From the first line to the last, return the data exactly as it stands.

──────── Data to examine

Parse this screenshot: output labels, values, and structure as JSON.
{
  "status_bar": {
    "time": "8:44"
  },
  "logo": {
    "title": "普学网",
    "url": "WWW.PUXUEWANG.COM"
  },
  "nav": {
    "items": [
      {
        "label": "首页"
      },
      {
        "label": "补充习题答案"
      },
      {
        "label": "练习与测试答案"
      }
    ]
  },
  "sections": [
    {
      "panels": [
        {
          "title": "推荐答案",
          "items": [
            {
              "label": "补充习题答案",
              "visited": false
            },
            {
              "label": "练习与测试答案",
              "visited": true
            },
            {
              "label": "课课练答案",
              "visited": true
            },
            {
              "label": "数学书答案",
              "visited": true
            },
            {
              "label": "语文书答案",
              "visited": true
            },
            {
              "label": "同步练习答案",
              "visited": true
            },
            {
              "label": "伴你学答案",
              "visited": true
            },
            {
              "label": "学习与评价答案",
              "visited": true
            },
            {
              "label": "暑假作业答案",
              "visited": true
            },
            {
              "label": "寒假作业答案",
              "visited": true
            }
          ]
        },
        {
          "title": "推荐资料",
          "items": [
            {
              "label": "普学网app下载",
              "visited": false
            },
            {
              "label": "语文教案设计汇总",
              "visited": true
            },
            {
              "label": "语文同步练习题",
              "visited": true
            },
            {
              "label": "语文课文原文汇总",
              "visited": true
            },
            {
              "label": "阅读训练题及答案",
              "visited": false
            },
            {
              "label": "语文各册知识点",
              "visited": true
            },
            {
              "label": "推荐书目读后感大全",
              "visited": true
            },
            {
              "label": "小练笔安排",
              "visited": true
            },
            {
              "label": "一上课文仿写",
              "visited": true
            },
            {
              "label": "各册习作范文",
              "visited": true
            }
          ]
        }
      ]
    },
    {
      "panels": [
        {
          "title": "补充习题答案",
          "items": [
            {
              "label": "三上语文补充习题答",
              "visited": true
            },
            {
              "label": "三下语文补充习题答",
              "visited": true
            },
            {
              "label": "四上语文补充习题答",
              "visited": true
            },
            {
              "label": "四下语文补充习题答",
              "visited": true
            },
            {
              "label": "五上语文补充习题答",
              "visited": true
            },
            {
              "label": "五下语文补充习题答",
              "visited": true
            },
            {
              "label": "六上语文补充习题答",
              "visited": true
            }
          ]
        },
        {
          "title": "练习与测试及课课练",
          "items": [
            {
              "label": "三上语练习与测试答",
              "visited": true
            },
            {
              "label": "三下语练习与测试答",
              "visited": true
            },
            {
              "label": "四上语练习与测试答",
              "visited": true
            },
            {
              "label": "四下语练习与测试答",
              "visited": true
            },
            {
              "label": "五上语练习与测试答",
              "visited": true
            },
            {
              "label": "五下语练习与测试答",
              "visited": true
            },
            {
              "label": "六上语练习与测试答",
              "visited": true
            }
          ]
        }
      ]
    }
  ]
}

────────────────

■ **Exercise output**:
Parse this screenshot: output labels, values, and structure as JSON.
{
  "status_bar": {
    "time": "8:44"
  },
  "logo": {
    "title": "普学网",
    "url": "WWW.PUXUEWANG.COM"
  },
  "nav": {
    "items": [
      {
        "label": "首页"
      },
      {
        "label": "补充习题答案"
      },
      {
        "label": "练习与测试答案"
      }
    ]
  },
  "sections": [
    {
      "panels": [
        {
          "title": "推荐答案",
          "items": [
            {
              "label": "补充习题答案",
              "visited": false
            },
            {
              "label": "练习与测试答案",
              "visited": true
            },
            {
              "label": "课课练答案",
              "visited": true
            },
            {
              "label": "数学书答案",
              "visited": true
            },
            {
              "label": "语文书答案",
              "visited": true
            },
            {
              "label": "同步练习答案",
              "visited": true
            },
            {
              "label": "伴你学答案",
              "visited": true
            },
            {
              "label": "学习与评价答案",
              "visited": true
            },
            {
              "label": "暑假作业答案",
              "visited": true
            },
            {
              "label": "寒假作业答案",
              "visited": true
            }
          ]
        },
        {
          "title": "推荐资料",
          "items": [
            {
              "label": "普学网app下载",
              "visited": false
            },
            {
              "label": "语文教案设计汇总",
              "visited": true
            },
            {
              "label": "语文同步练习题",
              "visited": true
            },
            {
              "label": "语文课文原文汇总",
              "visited": true
            },
            {
              "label": "阅读训练题及答案",
              "visited": false
            },
            {
              "label": "语文各册知识点",
              "visited": true
            },
            {
              "label": "推荐书目读后感大全",
              "visited": true
            },
            {
              "label": "小练笔安排",
              "visited": true
            },
            {
              "label": "一上课文仿写",
              "visited": true
            },
            {
              "label": "各册习作范文",
              "visited": true
            }
          ]
        }
      ]
    },
    {
      "panels": [
        {
          "title": "补充习题答案",
          "items": [
            {
              "label": "三上语文补充习题答",
              "visited": true
            },
            {
              "label": "三下语文补充习题答",
              "visited": true
            },
            {
              "label": "四上语文补充习题答",
              "visited": true
            },
            {
              "label": "四下语文补充习题答",
              "visited": true
            },
            {
              "label": "五上语文补充习题答",
              "visited": true
            },
            {
              "label": "五下语文补充习题答",
              "visited": true
            },
            {
              "label": "六上语文补充习题答",
              "visited": true
            }
          ]
        },
        {
          "title": "练习与测试及课课练",
          "items": [
            {
              "label": "三上语练习与测试答",
              "visited": true
            },
            {
              "label": "三下语练习与测试答",
              "visited": true
            },
            {
              "label": "四上语练习与测试答",
              "visited": true
            },
            {
              "label": "四下语练习与测试答",
              "visited": true
            },
            {
              "label": "五上语练习与测试答",
              "visited": true
            },
            {
              "label": "五下语练习与测试答",
              "visited": true
            },
            {
              "label": "六上语练习与测试答",
              "visited": true
            }
          ]
        }
      ]
    }
  ]
}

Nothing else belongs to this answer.